►

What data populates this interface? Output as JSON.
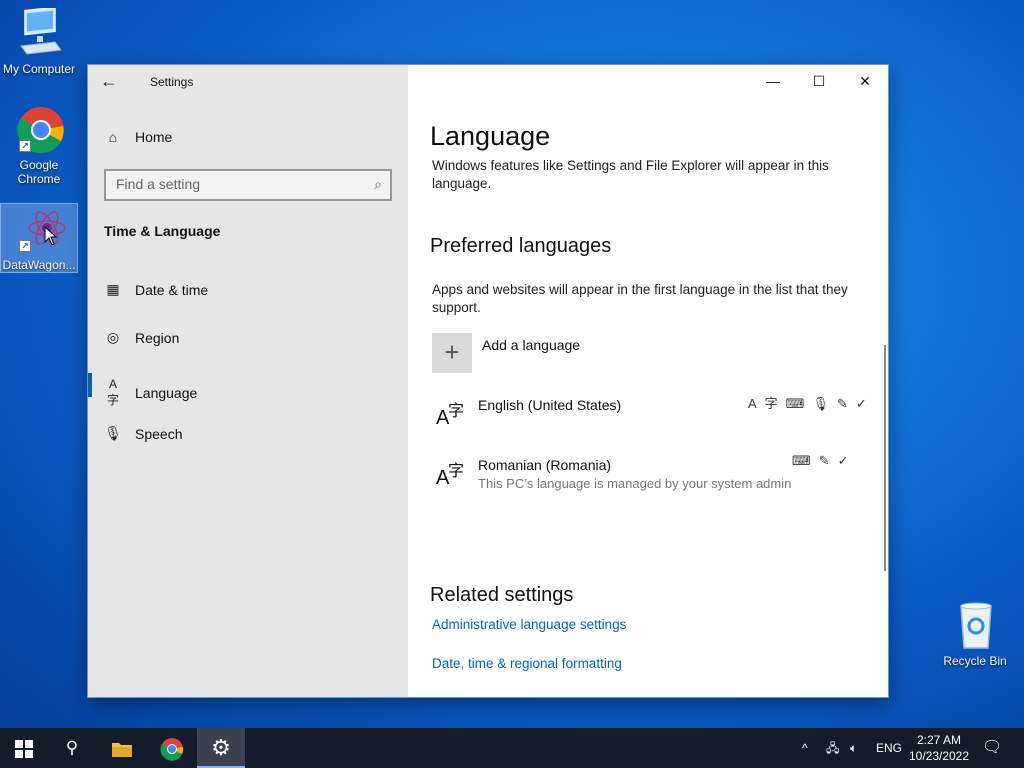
{
  "desktop": {
    "icons": [
      {
        "label": "My Computer"
      },
      {
        "label": "Google Chrome"
      },
      {
        "label": "DataWagon..."
      },
      {
        "label": "Recycle Bin"
      }
    ]
  },
  "window": {
    "title": "Settings",
    "controls": {
      "minimize": "—",
      "maximize": "☐",
      "close": "✕"
    }
  },
  "nav": {
    "home": "Home",
    "search_placeholder": "Find a setting",
    "section": "Time & Language",
    "items": [
      {
        "label": "Date & time",
        "icon": "calendar-clock-icon"
      },
      {
        "label": "Region",
        "icon": "globe-icon"
      },
      {
        "label": "Language",
        "icon": "language-icon"
      },
      {
        "label": "Speech",
        "icon": "microphone-icon"
      }
    ]
  },
  "content": {
    "title": "Language",
    "intro": "Windows features like Settings and File Explorer will appear in this language.",
    "preferred_heading": "Preferred languages",
    "preferred_desc": "Apps and websites will appear in the first language in the list that they support.",
    "add_language": "Add a language",
    "languages": [
      {
        "name": "English (United States)",
        "sub": ""
      },
      {
        "name": "Romanian (Romania)",
        "sub": "This PC’s language is managed by your system admin"
      }
    ],
    "related_heading": "Related settings",
    "links": [
      "Administrative language settings",
      "Date, time & regional formatting"
    ]
  },
  "taskbar": {
    "lang": "ENG",
    "time": "2:27 AM",
    "date": "10/23/2022"
  }
}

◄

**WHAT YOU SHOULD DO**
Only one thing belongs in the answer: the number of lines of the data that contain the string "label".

**ANSWER TO THE PROBLEM**
8